Secretary Clinton will no doubt speak fine words during her trip to Laos. She is scheduled to make a “feel good” visit to the COPE center, which provides prosthetic limbs to the victims of U.S. cluster bombs, and will likely boast about the $470,000 the U.S. annually contributes to its funding. She will perhaps even be photographed hugging victims of the U.S. violence she once opposed and now perpetuates.

As she does so the rest of us would do well, before it is too late, to ponder the troubling questions that arose for me as I left a 2008 meeting on the Plain of Jars with a sweet-faced youth who had lost the use of his arm, a devastating blow for a villager who must farm to marry and have children — and even survive:

If some of the poorest people on earth are not safe from being tormented this way for decades, who among us is safe?

If our civilization cannot protect these Lao rice-farmers who pose no threat to anyone, how can it protect any of us?

If U.S. leaders cannot even now act to heal their pain, how can we regard them as legitimate leaders?

  1. As Jimmy Carter recently noted. []
  2. For the more than 16 million Indochinese killed, wounded and made refugees, see “Dollars and Deaths,” The Congressional Record, May 14, 1975, p. 14262. For Iraqi casualties, see “5 Million Iraqis Killed, Maimed, Tortured, Displaced,” AlterNet, June 21, 2010. Former U.S. Defense Secretary Robert McNamara estimated that 3.4 million Vietnamese were killed, of whom 221,042 were South Vietnamese troops killed by the communists. The other 3 million plus Vietnamese, including 1-2 million civilians, were thus killed by U.S. firepower, as were most of the Laotians and Cambodians killed during the war. To this must be added the countless more that U.S. leaders have killed around the world. []
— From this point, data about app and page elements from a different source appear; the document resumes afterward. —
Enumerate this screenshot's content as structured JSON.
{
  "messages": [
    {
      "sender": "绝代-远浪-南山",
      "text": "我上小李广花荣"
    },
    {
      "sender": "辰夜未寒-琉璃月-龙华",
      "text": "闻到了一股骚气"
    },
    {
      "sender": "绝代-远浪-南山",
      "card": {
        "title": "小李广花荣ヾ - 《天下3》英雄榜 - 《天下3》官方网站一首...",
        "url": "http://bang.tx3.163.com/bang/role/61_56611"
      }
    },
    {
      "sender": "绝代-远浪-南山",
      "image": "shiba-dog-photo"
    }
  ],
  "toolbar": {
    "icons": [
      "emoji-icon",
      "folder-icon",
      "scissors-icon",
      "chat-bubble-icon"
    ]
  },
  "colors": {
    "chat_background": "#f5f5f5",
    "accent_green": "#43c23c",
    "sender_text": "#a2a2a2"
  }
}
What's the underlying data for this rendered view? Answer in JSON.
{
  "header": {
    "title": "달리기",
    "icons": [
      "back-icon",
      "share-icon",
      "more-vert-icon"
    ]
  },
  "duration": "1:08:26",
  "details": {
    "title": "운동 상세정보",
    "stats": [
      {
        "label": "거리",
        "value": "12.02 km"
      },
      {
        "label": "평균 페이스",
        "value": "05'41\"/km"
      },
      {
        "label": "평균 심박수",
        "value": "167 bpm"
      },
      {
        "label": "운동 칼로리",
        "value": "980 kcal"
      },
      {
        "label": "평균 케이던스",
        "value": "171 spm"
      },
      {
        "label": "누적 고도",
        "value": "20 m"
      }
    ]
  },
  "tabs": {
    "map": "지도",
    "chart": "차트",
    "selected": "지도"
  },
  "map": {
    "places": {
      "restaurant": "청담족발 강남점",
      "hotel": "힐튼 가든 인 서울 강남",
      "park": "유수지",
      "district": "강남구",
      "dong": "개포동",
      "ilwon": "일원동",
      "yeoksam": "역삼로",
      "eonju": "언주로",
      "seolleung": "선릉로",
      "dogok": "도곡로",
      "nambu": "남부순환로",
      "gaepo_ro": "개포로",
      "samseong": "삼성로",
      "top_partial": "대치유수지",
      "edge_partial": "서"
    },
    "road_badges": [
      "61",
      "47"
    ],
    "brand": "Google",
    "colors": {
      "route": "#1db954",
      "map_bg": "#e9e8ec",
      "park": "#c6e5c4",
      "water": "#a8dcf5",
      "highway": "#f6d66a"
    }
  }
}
Fred Branfman can be reached at Fredbranfman@aol.com. More Fred Branfman. Read other articles by Fred, or visit Fred's website.